My memoir summer continues into July, with the latest two books I've read:
In "Cockeyed," writer and educator Ryan Knighton recounts growing up a curiously clumsy Canuck -- only to be diagnosed on his 18th birthday with Retinitis Pigmentosa (RP), a congenital, progressive disease marked by night-blindness, tunnel vision and, eventually, total blindness. I had seen Ryan "live" at the cinematic screening of "This American Life Live," which brought together a number of noted writers, musicians and comedians earlier this year for a staged production of the popular NPR show. Knighton's hilarious story (which can be heard HERE) about not being able to find the phone in a hotel room was second only to Tig Notaro's (listen HERE), and primed me for his acclaimed memoir. (Perhaps if Taylor Dayne had been staying in the same hotel I'd have liked his best.) "Cockeyed" has some of the Ryan's comedic touches -- the answer machine bit had me laughing so hard that Larry hid under the bed -- but is as distressing and contemplative as you would expect a book by someone going blind to be. It's fascinating to experience a once-sighted young man's journey into adulthood, as he embarks on higher education, romance and finding his place in a world he thinks he can fool into believing he can still see. Buy HERE.
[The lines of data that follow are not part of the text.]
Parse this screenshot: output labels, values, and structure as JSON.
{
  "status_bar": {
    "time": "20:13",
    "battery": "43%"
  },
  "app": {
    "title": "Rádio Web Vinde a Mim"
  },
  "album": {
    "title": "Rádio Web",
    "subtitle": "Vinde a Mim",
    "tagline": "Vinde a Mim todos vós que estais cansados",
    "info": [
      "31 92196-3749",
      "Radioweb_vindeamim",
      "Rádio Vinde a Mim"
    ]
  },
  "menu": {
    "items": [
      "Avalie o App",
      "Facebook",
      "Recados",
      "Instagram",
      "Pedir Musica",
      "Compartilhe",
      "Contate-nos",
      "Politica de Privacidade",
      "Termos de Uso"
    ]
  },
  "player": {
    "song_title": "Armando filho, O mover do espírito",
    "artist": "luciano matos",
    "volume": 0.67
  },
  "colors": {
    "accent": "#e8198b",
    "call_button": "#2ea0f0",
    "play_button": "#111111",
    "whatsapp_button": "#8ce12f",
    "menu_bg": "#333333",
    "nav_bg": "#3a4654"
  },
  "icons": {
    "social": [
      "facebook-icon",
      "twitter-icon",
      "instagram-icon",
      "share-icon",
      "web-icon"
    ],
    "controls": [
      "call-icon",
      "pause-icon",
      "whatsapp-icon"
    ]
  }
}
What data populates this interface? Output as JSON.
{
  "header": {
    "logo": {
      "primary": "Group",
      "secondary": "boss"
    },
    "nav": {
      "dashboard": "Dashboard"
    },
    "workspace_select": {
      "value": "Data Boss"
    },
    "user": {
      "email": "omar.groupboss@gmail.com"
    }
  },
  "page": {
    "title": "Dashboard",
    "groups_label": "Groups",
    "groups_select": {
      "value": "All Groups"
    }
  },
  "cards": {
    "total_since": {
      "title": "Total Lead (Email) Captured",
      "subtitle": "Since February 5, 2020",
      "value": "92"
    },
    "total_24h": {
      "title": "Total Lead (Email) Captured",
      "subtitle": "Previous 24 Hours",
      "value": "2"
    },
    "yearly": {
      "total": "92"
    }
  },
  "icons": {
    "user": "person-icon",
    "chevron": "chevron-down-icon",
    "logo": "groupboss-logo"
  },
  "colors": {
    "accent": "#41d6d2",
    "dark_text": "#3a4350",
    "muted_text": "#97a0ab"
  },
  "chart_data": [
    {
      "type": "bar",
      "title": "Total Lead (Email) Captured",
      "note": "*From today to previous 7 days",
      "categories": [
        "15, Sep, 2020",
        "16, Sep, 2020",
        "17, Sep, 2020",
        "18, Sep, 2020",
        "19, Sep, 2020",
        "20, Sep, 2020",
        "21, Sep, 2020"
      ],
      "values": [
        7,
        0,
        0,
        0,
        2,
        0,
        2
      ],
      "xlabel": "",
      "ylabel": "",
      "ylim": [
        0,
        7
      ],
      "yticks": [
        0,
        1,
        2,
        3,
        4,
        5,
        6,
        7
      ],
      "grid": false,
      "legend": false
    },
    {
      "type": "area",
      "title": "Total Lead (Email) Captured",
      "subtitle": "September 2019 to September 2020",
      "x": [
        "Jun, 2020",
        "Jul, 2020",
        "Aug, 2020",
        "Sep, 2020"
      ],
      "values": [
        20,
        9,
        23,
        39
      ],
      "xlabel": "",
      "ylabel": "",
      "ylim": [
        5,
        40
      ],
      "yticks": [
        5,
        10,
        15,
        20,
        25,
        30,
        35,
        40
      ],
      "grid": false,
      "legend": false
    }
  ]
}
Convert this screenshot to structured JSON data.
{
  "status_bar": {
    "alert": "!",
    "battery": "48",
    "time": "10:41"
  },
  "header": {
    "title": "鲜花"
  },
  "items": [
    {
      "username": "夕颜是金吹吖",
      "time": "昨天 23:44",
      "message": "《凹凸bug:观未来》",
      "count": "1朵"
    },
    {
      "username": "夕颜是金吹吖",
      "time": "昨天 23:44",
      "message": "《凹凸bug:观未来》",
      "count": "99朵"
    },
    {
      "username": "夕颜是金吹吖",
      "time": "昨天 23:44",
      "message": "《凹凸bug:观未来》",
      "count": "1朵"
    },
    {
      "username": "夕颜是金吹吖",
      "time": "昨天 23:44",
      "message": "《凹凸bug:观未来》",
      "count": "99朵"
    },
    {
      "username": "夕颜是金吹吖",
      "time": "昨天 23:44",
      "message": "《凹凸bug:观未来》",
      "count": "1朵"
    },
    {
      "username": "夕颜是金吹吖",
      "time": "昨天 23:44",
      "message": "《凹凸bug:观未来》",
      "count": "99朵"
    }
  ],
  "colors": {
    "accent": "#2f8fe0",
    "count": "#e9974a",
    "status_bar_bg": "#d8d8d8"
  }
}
Picked up the paperback of Tina Fey's bestselling "Bossypants," and had finished it before the sun went down the following day. I asked my brother Bill if he'd read it, to which he replied: "Of course! I thought you were anti-Tina ..." Of course he thought that -- other than "I love your Morning Wood," the thing readers say to me in person most often is, "How come you don't like Tina Fey?" Let me clear that up once and for all: I don't not like Tina Fey. I don't like "30 Rock," which as I told my brother Bill may seem synonymous, but isn't. First off, I'm in the very small percentage of the world who does not like Alec Baldwin. I don't think he's funny, and frankly I don't like looking at his fat ass -- which, I might add, would have been run out of town if he were a former female sex symbol and had let himself go as such. (I wish "Bossypants" had addressed that!) Even more off-putting is Tracy Morgan, whom I find incredibly not funny. From what I've seen, Next, Kenneth the Intern is like a latter-day Larry, Darryl and Darryl when he should be used more sparingly than Carlton the Doorman. And the show's rapid-fire, too-witty-for-its-own-good dialogue just rubs me the wrong way, despite my repeated efforts to try. The closest I've ever come to criticizing Tina is by agreeing with Alessandra Stanley that the comedian is miscast to play herself on the show. But I've always liked Tina the person. And I liked Tina on "Weekend Update." And I liked "Mean Girls," despite its derivative ways. And I liked Tina as Sarah Palin. I dug up the incriminating 2008 post I did about Tina -- read HERE -- to see if I had given the impression that I "hated" her, or if I had changed my feelings about her at all and the truth is no on both counts. In fact, my biggest "complaint" -- other than not liking "30 Rock" -- was that it seemed Hollywood was laying the praise on a little thick for someone who really hadn't earned it yet. I predicted she had something funnier still ahead of her, and I'd say I was right: It's "Bossypants." Full of laugh-out-loud anecdotes of being a teenage fag hag, working menial jobs with crazy clients and coworkers, being a woman in a man's business (comedy) and facing the struggles of domestic bliss, it's easy to see why it's become the template for other memoirs of the moderately famous. It probably won't surprise you to know that the chapter I found least amusing was the one heaviest on "30 Rock," in which she gives shoutouts to her writing staff by highlighting each of their most memorable jokes -- all of which were incredibly not funny, and reminded me why I don't watch! Even so, "Bossypants" is a fun read from cover to cover, regardless of how infallible you think Tina is. (She doesn't think she is, so why must I?) Buy HERE.